[Opening Records to use section]

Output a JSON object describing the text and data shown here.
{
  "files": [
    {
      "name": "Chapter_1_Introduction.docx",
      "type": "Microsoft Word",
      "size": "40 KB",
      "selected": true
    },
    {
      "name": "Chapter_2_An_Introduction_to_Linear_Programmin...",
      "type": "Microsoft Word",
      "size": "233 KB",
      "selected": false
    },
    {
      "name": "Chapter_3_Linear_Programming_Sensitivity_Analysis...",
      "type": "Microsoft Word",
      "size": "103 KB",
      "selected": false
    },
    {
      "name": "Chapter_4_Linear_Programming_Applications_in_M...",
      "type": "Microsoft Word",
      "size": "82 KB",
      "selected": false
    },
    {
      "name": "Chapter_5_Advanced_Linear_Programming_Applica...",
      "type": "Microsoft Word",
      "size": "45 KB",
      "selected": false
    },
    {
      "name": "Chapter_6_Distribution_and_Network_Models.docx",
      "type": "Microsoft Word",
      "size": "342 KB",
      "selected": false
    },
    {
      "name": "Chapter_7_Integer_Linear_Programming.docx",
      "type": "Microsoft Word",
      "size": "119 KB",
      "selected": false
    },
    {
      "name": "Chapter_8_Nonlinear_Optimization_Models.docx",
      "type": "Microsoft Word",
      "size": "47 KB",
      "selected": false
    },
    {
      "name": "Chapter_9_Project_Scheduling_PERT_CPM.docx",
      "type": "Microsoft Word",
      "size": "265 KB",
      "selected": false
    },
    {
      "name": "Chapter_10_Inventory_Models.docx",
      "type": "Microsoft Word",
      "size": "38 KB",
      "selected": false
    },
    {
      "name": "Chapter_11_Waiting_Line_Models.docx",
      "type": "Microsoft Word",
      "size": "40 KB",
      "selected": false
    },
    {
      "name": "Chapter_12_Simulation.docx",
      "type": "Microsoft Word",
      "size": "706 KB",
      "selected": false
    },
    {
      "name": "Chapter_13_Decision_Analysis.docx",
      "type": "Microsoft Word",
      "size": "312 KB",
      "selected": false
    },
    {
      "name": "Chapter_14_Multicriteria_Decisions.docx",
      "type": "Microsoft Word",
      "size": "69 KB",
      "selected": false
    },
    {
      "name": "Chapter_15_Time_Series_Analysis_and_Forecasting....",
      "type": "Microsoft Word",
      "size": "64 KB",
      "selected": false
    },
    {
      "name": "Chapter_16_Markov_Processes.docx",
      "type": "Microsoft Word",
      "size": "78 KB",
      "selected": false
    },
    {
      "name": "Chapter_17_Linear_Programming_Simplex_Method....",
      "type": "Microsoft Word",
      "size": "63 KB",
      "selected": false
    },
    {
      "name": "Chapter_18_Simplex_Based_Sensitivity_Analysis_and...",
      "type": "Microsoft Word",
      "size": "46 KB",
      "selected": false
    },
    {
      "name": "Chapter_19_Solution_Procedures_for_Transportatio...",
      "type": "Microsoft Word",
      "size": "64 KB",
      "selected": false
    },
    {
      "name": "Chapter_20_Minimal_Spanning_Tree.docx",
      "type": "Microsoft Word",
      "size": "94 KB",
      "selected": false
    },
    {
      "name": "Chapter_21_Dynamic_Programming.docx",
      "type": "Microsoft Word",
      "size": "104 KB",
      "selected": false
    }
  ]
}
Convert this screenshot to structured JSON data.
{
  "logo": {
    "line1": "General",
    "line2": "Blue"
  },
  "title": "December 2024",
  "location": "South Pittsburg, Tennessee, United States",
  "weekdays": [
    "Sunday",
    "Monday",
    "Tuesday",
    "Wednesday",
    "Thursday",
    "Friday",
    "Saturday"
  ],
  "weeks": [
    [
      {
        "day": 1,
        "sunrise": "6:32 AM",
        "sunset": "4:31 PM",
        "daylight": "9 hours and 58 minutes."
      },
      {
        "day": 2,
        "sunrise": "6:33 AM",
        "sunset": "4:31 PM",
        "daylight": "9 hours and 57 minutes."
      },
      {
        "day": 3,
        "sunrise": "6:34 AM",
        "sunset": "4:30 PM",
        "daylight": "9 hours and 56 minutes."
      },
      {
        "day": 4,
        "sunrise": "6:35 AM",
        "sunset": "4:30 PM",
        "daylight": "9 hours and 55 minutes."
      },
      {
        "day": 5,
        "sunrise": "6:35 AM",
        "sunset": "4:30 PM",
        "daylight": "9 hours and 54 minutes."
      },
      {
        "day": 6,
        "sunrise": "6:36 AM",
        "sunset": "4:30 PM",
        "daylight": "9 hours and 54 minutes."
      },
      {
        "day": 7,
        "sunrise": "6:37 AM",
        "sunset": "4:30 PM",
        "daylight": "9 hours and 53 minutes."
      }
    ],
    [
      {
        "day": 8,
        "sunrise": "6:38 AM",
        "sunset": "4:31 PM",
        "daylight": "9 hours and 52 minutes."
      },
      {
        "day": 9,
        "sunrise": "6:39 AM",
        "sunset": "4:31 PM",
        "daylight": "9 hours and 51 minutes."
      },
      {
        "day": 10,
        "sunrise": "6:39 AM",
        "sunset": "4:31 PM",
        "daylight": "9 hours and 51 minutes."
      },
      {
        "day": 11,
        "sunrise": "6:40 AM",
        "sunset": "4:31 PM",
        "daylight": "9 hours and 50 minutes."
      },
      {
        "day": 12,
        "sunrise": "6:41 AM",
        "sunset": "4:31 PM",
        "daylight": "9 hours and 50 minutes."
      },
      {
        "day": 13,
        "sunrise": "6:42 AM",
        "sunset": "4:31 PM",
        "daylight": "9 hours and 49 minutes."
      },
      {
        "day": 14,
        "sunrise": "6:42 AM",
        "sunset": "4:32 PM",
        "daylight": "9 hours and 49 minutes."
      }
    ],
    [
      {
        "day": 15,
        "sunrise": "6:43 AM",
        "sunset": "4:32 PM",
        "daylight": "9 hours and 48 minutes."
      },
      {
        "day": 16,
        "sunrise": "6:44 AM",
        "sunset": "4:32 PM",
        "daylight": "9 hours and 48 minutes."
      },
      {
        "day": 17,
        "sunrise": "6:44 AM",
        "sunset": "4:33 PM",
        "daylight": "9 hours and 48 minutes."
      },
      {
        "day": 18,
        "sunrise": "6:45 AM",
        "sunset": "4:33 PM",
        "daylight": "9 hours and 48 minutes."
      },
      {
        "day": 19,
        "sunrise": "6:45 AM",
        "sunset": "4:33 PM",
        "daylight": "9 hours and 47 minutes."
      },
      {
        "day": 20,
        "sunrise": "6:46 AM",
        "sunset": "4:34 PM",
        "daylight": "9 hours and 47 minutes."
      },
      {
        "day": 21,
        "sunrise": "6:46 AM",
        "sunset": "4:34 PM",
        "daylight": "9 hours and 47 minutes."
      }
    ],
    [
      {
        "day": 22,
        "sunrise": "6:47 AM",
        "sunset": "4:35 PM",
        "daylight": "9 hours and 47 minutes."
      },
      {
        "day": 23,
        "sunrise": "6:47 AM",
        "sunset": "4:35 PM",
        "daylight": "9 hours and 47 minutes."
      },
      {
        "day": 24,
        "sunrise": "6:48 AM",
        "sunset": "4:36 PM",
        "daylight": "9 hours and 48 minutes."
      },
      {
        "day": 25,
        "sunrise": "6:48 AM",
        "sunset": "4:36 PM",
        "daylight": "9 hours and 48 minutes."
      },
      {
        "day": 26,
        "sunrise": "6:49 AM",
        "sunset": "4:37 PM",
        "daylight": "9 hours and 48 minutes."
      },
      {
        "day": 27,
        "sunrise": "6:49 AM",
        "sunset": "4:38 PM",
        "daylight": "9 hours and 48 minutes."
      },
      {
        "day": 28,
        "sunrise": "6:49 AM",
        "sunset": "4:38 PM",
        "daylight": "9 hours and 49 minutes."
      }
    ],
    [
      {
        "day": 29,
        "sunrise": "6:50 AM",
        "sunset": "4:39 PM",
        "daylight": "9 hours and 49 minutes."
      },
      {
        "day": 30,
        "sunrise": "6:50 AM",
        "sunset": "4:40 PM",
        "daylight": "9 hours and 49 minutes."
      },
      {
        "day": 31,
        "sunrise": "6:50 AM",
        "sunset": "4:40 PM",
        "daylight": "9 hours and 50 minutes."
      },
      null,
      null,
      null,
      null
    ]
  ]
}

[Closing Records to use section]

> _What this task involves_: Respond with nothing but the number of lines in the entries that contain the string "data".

> _Finished exercise_: 2